For beginning and middle grades James Marshall's inimitable sense of humor is unleashed again in Rats on the Roof (Dial, $12.95, ages 6 to 10), a collection of original stories that, in good Aesop tradition, address such vices as vanity and foolhardiness, as well as the virtues of common sense and sticking by one's friends. Marshall's puns and outrageous drawings accompany the antics of a cast of characters that includes a practical and quick-thinking cow, a vain frog, and a pair of silly sheep who, because they can't read (and won't admit it), nearly end up as wolf snacks. In American Tall Tales (Alfred A. Knopf, $18, ages 6 and up), Mary Pope Osborne assembles a rattling good collection of familiar whoppers. Davy Crockett, Johnny Appleseed, and Paul Bunyan are joined by lesser-known characters, including an original one, Sally Ann Thunder Ann Whirlwind, who is a composite of several briefer yarns about frontier heroines.
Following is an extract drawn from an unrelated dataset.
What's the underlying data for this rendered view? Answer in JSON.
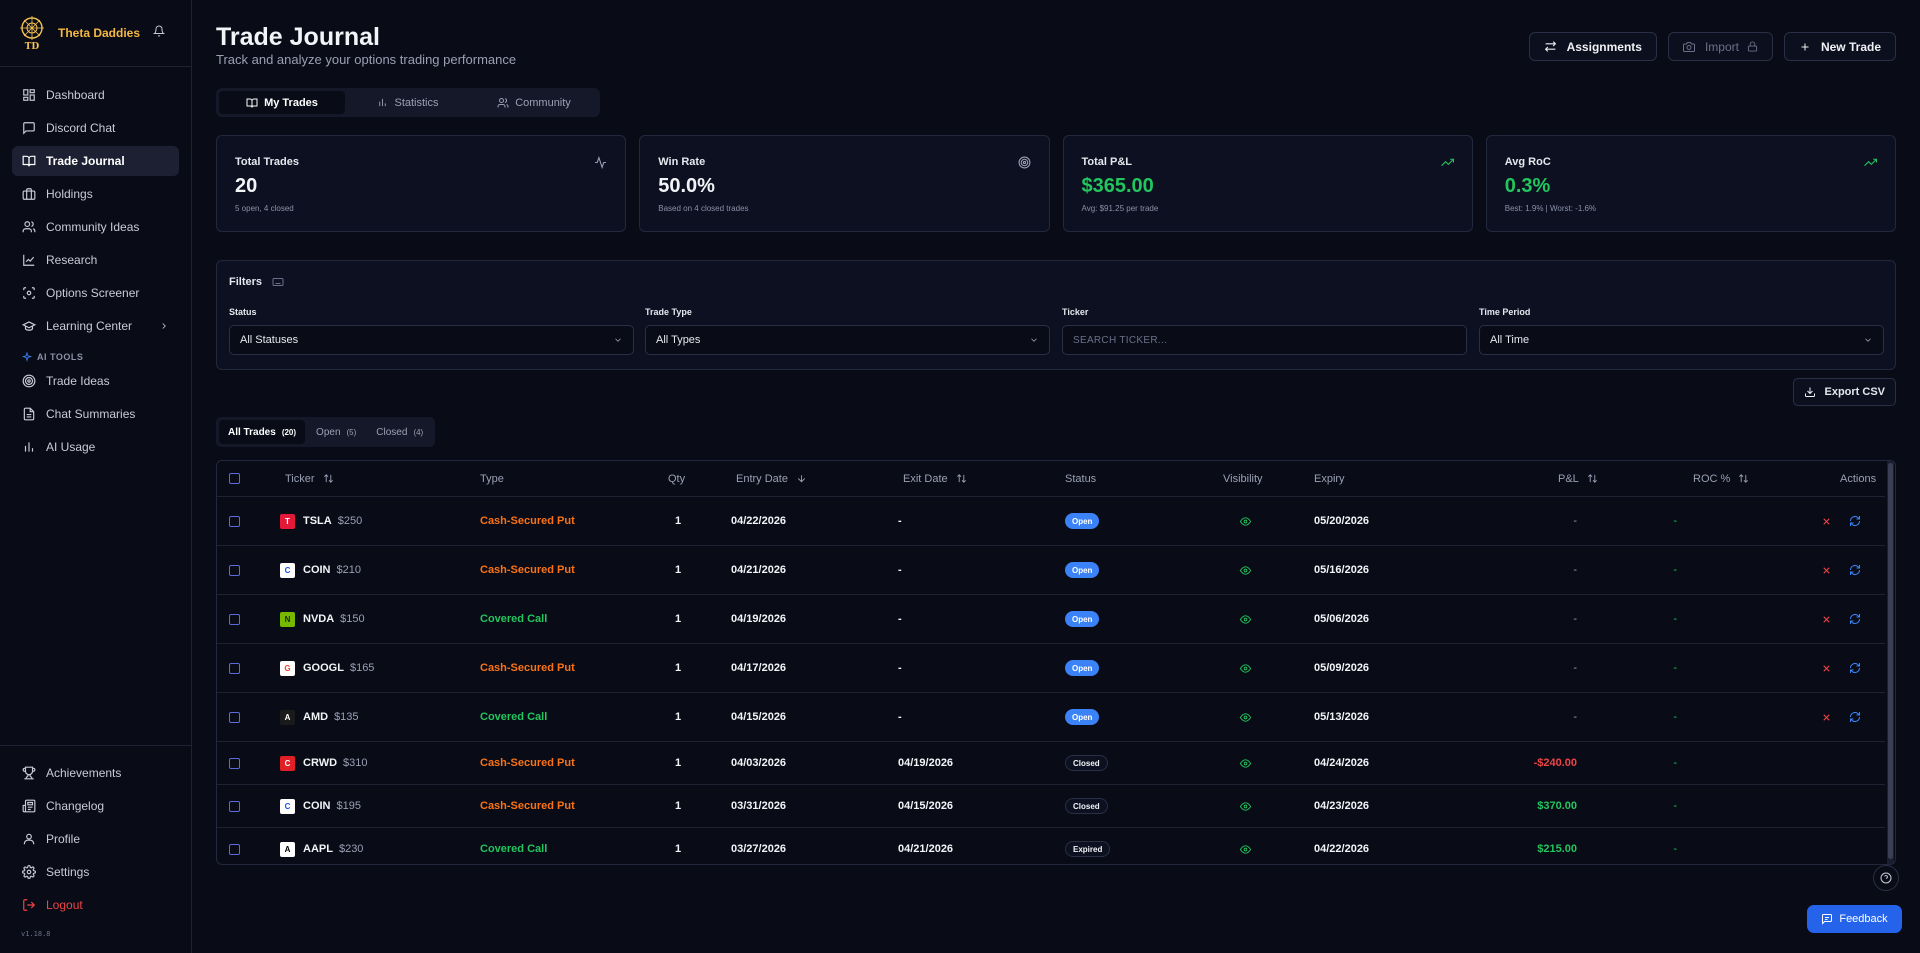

Osborne has toned down the more violent aspects of the tales for her audience, and includes historical notes on each story. Michael McCurdy's meticulousl y executed wood engravings are an elegant complement. Boy finds dog, boy loses dog, boy gets dog. That's the plot in a nutshell of Shiloh, by Phyllis Reynolds Naylor (Atheneum, $12.95, ages 8 to 12). Set in rural West Virginia and told from the point of view of 11-year-old Marty Preston, the story of the boy and the mistreated beagle he hides from its owner is unusually warm and moving. In one of the harder lessons of growing up, Marty learns both the responsibilities of love and the rewards of honesty and courage. This would be an excellent choice as a fam ily read-aloud. For anyone boggled by the price tag of a multivolume encyclopedia, The Random House Children's Encyclopedia (Random House, $60, ages 7 to 12) will be a welcome alternative. This exceptionally handsome volume is bursting with full-color illustrations and information on just about every topic imaginable, from astronauts and glaciers to knights and heraldry, water pollution, and zoos. The book's clean, inviting layout makes it readily accessible to both research and browsing. For older readers With extraordinary sensitivity, Paula Fox explores the problem of homelessness in Monkey Island (Orchard, $14.95, ages 10 and up). After his father deserts them, 11-year-old Clay Garrity and his pregnant mother end up in a shelter. When his mother disappears, Clay spends five weeks living on the streets of New York City, where he is taken under the wing of two street people. Seasoned writer Fox presents an unblinking view of Clay's challenges (hunger, cold, illness, and mindless violence), and deftly avo ids crossing the line into melodrama. The ending is happy - Clay is eventually reunited with his mother and new baby sister - but the message is sobering. My Sister Sif, by Ruth Park (Viking, $12.95, ages 10 and up), is part science fiction, part fantasy, part plea for the environment, and an entirely compelling read. Set in the not-too-distant future, it tells of a pair of sisters attending school in Sydney, who return home to the idyllic island of Rongo. There, they discover a dark side to their paradise, as pollution threatens the fragile balance of life for their most unusual family.